Paul Ryan before AHCA vote
Speaker of the House, Paul Ryan, departs a meeting at the US Capitol before a vote to repeal Obamacare REUTERS/Kevin Lamarque

The US House of Representatives has narrowly passed the American Health Care Act, a bill to replace the Affordable Care Act, commonly known as Obamacare.

In a vote that was uncertain up until the very end, the bill passed by 217 to 213 votes as Republicans who had rejected a previous incarnation of the bill switched their votes.

The bill now moves to the Senate where it is expected to face huge difficulties.

In a statement, the American Civil Liberties Union called the move a "giant step backwards".

"This cruel bill cuts off access to reproductive health care for millions who depend on Planned Parenthood. It also does grave harm to people with disabilities who rely on Medicaid for critical services that allow them to live in the community instead of an institution." said ACLU natonal political director, Faiz Shakir.

Democratic Representative Earl Blumenauer tweeted after the vote: "Republicans should be ashamed. America will hold them responsible."

Once the vote count reached the 216 mark it needed to pass, Republicans in the chamber cheered. In response, Democrats started to sing "Hey, hey, goodbye" - something Republicans did in 1993 at the passing of a tax bill.

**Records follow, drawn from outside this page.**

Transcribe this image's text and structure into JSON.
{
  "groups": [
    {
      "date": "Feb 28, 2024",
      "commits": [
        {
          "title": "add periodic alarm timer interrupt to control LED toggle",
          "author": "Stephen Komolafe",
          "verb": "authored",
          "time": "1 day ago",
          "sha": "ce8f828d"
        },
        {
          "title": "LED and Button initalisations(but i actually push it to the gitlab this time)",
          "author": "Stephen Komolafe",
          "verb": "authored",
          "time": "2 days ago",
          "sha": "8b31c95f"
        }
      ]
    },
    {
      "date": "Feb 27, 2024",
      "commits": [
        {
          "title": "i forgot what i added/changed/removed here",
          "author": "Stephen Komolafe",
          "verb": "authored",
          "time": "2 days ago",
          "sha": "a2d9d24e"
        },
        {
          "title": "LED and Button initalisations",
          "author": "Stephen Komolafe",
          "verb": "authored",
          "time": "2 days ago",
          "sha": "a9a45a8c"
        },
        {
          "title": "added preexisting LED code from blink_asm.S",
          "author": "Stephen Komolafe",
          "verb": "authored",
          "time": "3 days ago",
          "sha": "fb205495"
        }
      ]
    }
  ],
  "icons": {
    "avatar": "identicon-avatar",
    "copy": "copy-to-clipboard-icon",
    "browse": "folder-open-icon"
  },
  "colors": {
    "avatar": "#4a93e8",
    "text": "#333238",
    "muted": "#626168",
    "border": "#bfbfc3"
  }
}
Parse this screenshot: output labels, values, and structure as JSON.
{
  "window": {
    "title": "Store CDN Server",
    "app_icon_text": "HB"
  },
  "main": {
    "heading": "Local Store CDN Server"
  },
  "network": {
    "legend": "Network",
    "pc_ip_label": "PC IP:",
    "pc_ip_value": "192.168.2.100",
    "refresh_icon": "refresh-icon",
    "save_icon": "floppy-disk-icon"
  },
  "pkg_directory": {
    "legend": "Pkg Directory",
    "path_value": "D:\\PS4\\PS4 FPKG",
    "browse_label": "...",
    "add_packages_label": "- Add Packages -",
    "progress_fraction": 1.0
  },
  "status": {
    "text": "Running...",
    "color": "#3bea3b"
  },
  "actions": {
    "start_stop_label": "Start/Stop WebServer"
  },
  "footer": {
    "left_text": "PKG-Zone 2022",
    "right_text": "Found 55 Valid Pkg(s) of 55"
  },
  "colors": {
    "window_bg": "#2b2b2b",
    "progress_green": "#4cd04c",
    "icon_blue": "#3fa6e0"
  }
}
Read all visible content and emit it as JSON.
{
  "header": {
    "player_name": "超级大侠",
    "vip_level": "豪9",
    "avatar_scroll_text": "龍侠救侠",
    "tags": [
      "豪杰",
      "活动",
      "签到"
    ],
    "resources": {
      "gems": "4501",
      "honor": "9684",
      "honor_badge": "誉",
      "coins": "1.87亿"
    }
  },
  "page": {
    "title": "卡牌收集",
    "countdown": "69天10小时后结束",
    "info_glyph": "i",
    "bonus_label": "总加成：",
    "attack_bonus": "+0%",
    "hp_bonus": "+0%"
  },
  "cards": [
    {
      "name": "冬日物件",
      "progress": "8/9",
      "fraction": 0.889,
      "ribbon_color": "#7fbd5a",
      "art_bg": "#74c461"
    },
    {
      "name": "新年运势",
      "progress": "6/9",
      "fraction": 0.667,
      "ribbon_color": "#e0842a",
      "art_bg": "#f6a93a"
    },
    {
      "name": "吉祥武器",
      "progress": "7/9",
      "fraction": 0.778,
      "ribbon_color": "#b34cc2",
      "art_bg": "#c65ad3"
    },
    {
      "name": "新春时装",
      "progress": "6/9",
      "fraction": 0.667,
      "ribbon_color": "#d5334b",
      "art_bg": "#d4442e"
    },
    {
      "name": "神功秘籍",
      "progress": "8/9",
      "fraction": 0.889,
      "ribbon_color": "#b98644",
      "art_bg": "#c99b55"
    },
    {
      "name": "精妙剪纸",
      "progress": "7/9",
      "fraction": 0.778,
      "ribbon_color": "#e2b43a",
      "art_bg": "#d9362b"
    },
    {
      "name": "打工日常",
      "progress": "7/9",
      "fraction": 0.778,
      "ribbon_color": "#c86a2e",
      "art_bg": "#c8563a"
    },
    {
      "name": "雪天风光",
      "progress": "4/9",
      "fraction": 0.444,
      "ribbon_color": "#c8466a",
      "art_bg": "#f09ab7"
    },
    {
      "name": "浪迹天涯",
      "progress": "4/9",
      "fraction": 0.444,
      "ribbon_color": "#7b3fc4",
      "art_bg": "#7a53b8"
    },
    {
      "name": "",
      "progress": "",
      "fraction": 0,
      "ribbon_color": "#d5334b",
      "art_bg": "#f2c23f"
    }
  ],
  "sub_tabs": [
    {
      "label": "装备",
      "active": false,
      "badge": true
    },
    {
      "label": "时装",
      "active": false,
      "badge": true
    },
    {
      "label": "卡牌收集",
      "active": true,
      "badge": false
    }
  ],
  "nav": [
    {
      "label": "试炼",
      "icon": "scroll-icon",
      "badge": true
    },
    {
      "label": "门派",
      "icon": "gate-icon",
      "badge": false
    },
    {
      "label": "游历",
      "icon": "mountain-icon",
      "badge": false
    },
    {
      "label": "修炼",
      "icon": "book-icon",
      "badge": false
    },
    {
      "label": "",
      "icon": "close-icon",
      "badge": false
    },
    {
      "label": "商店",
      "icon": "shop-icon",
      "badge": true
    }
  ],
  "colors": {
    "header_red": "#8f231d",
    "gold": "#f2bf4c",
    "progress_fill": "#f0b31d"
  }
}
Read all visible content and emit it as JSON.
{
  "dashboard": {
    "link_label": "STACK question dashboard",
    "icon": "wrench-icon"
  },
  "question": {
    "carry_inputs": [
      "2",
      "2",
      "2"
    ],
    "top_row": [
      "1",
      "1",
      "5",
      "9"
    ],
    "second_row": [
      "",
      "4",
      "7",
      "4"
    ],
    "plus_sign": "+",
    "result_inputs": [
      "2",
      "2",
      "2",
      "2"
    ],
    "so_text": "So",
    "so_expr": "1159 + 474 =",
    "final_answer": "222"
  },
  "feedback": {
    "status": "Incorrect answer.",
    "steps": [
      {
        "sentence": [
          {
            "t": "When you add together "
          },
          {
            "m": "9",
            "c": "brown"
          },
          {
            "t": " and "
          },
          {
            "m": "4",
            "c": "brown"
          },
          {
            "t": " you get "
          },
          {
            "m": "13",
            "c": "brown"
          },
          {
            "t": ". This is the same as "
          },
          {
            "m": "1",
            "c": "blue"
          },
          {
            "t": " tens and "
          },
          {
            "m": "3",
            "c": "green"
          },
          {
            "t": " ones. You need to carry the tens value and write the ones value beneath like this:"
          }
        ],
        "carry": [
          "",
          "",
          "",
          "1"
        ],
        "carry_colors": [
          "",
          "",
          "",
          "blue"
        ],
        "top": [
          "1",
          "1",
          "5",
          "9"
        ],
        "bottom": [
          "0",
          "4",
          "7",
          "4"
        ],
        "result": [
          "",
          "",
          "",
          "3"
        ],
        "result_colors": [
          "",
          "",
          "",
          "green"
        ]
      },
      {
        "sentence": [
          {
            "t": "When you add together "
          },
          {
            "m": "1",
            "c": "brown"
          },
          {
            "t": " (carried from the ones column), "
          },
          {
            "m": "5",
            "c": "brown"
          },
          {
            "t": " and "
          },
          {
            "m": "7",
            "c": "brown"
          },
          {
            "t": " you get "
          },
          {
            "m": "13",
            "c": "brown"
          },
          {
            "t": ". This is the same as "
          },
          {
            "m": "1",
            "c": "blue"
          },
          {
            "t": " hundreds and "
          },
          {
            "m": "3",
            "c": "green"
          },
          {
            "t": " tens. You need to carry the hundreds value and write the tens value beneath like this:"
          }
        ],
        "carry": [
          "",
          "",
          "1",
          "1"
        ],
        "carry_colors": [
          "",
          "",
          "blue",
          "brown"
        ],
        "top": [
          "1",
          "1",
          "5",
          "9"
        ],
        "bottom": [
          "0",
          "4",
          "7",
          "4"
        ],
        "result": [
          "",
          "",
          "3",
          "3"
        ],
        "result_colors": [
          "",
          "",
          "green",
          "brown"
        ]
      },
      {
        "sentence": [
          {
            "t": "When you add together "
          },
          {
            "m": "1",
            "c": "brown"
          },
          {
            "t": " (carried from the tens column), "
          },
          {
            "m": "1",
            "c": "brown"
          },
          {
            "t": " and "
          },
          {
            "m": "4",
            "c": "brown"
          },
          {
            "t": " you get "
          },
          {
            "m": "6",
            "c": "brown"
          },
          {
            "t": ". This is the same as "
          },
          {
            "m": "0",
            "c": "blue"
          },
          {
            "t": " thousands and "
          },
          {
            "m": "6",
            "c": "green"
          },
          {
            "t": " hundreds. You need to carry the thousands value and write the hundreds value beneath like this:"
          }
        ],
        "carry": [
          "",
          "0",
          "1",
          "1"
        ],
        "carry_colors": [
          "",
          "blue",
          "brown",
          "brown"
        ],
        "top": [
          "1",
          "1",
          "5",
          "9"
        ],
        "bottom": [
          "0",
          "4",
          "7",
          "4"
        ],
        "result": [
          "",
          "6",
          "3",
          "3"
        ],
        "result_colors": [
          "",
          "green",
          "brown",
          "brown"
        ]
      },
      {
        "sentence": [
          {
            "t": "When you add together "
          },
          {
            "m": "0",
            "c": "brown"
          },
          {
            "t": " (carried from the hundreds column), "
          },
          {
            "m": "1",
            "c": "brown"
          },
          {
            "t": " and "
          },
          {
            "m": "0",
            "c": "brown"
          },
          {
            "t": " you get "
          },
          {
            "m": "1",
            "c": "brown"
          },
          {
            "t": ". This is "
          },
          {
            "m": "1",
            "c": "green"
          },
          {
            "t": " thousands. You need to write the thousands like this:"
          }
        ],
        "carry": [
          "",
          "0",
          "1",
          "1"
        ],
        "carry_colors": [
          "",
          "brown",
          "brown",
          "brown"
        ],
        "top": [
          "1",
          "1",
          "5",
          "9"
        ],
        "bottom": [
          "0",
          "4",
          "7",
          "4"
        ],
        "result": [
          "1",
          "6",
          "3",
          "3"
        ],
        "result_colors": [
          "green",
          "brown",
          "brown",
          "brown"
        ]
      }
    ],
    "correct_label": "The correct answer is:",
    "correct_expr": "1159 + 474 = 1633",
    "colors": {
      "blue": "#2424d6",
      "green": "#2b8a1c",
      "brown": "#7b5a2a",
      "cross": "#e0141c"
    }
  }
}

In a look forward to the issues the bill will face when it reached the Senate, Democratic Senator Sheldon Whitehouse said: "This legislation sets us on a path to the bad old days when insurance companies could refuse coverage to those with preexisting conditions and deny people health benefits that should be in every plan – like ‎maternity and mental health care."

Republican Senator Lindsey Graham adopted a more reserved tone in his statement, saying that he would be "carefully reviewing" the bill.

The passage is seen as a victory for President Donald Trump, who promised consistently on the campaign trail that he would repeal Obamacare.